Records for the task:
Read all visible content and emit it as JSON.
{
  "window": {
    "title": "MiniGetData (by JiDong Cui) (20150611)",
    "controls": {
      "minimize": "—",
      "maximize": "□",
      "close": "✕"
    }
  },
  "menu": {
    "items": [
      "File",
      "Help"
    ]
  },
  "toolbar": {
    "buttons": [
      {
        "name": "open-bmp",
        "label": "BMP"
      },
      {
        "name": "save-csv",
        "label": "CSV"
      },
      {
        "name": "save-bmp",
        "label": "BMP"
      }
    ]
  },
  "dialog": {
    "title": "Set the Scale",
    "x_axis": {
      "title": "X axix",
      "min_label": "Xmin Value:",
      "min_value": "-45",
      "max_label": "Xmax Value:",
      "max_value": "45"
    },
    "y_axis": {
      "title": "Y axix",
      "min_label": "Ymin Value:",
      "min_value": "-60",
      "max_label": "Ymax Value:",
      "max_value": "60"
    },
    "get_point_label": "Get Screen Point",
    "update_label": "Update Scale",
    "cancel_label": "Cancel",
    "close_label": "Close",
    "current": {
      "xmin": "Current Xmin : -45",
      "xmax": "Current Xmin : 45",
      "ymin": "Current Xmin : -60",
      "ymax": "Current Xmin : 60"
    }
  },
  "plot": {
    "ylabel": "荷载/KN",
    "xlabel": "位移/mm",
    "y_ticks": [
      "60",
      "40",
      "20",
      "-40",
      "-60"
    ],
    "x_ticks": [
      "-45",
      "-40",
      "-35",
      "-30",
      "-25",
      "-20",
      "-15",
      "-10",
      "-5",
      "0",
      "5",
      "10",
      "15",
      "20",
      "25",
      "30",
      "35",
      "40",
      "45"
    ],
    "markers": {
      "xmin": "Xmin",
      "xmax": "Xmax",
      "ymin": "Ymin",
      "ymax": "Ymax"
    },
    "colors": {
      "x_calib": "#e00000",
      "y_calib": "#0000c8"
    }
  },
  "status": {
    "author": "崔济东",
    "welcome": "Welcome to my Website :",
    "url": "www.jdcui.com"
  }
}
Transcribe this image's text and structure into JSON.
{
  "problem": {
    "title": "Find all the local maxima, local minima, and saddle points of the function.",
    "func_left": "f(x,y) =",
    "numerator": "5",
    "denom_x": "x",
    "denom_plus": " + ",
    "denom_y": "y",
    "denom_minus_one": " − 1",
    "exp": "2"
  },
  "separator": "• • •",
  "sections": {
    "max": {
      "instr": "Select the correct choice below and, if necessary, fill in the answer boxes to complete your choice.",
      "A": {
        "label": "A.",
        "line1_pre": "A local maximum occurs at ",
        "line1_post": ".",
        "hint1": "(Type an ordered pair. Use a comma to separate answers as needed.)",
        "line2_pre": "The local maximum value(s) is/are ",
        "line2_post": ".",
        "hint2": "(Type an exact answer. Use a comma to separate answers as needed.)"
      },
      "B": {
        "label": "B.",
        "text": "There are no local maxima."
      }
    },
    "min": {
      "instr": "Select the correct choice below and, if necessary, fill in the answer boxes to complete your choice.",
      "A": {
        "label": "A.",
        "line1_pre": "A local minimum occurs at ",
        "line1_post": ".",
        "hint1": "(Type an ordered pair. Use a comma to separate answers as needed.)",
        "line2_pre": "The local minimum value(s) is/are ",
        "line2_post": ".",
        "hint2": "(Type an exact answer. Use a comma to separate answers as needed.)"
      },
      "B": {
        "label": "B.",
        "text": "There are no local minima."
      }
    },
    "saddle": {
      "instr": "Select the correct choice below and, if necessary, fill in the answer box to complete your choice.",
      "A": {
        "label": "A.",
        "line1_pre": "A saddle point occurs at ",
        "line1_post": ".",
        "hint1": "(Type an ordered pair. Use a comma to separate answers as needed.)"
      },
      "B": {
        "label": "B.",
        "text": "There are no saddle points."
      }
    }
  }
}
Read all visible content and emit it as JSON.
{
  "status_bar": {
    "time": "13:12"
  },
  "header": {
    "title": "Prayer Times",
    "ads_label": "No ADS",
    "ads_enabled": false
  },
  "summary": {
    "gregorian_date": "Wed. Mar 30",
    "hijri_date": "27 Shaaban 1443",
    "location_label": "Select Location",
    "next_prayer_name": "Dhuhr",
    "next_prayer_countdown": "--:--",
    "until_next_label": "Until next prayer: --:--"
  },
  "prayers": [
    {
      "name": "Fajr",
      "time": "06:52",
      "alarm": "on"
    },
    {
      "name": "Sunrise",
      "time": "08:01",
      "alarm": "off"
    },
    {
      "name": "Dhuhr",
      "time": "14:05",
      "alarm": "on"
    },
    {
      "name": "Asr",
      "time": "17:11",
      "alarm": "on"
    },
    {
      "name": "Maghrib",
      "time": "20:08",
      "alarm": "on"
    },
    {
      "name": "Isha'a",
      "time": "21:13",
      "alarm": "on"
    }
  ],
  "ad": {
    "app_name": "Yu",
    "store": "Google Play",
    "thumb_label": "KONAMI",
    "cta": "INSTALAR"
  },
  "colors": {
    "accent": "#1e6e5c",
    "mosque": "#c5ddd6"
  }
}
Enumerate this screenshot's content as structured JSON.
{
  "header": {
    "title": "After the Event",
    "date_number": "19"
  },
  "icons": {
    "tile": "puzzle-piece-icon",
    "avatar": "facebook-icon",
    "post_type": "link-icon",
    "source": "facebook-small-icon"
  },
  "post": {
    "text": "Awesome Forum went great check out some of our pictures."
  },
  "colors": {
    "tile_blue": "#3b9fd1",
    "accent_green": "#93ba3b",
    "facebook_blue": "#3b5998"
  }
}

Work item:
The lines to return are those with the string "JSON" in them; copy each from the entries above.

Output of the task:
Read all visible content and emit it as JSON.
Transcribe this image's text and structure into JSON.
Read all visible content and emit it as JSON.
Enumerate this screenshot's content as structured JSON.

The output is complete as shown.